nautilus-boxset-But, having said that, there is no doubt in my mind that the Aspire Nautilus is by far the best glassomizer on the market today. You won’t be able to buy a better one for at least a few months.

Whether or not I would use the Nautilus exclusively, I still plan on getting several of them, for the staff and myself. For times when I want to fill it and forget it, the Nautilus will be my go-to glassomizer. But, it is heavier than any clearomizer I have, right up there with many RBA’s I’ve used in the past.


If you’re a cloud-chaser with little interest in rebuilding coils getting one of these is going to be like Christmas morning. If you want a glassomizer that will hold a whopping 5ML of juice, and/or if you don’t mind spending $34 and $3.50 for a replacement coil head, then by all means you need to buy one, and soon. The Aspire Nautilus is hot right now; meaning that once the initial stock is sold out you’ll have to wait a few weeks or so to get one.

Bottom Line

The Aspire Nautilus is the best clearomizer/glassomizer on the market. The adjustable airflow works exactly like it should work, and the possibility of fine-tuning your vape has never been this exacting before. Getting in the game will cost you $34, but that $34 will get you a glassomizer that won’t leak, and will last you a very long time and provide you with the opportunity to fine tune a vape with precision you’ve only dreamed of. If you’re a serious vaper it’s a no-brainer, buy one. You won’t have a single second of Buyer’s Remorse.

John Manzione

Specification of The Aspire Nautilus: (from Vapor Authority)

  • Height: 83.6mm (3.29 inches)
  • Diameter: 23.45mm (0.92 inches)
  • Shipping Weight: 190g (6.7 ounces)
  • Threading: 510
  • Liquid Capacity: 5ml
  • Tank Material: Pyrex Glass
  • Casing Material: Stainless Steel
  • Atomizer Type: Replaceable Bottom-Dual-Coils (BDC)
  • Replacement Atomizers: 1.8 ohms, 2.1 ohms

Package Includes: (from Vapor Authority) – $29.99

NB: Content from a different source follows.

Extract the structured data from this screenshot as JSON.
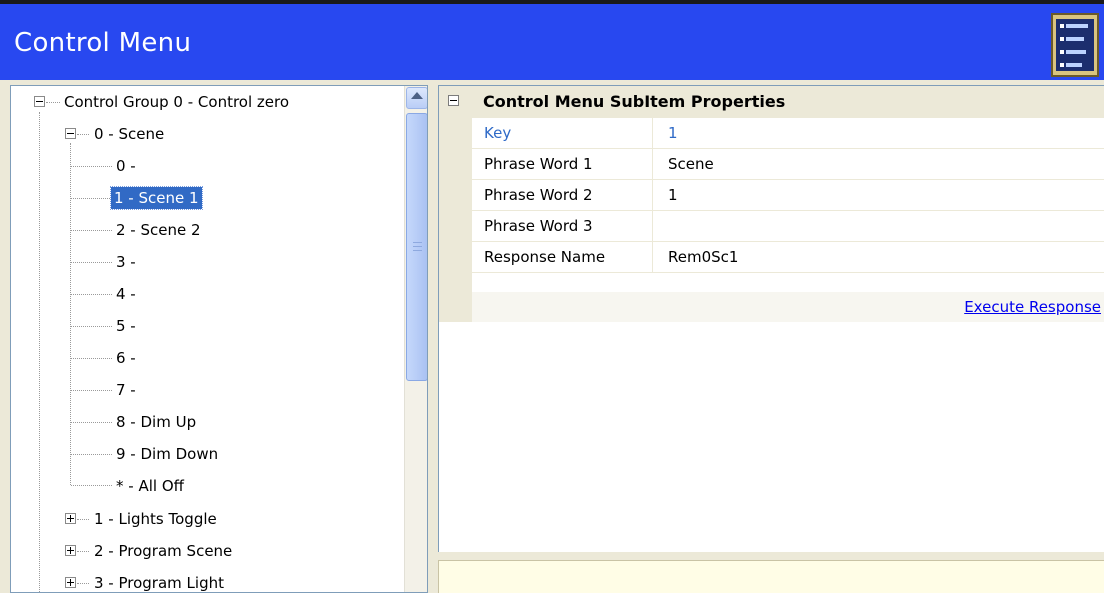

  • 1 x Aspire Nautilus Glassomizer (with 1.6 ohms pre-installed coil)
  • 1 x Replacement Coil (1.8 ohms)
  • 1 x eGo-Thread Beauty Ring
  • 1 x User Manual
  • 1 x Gift Box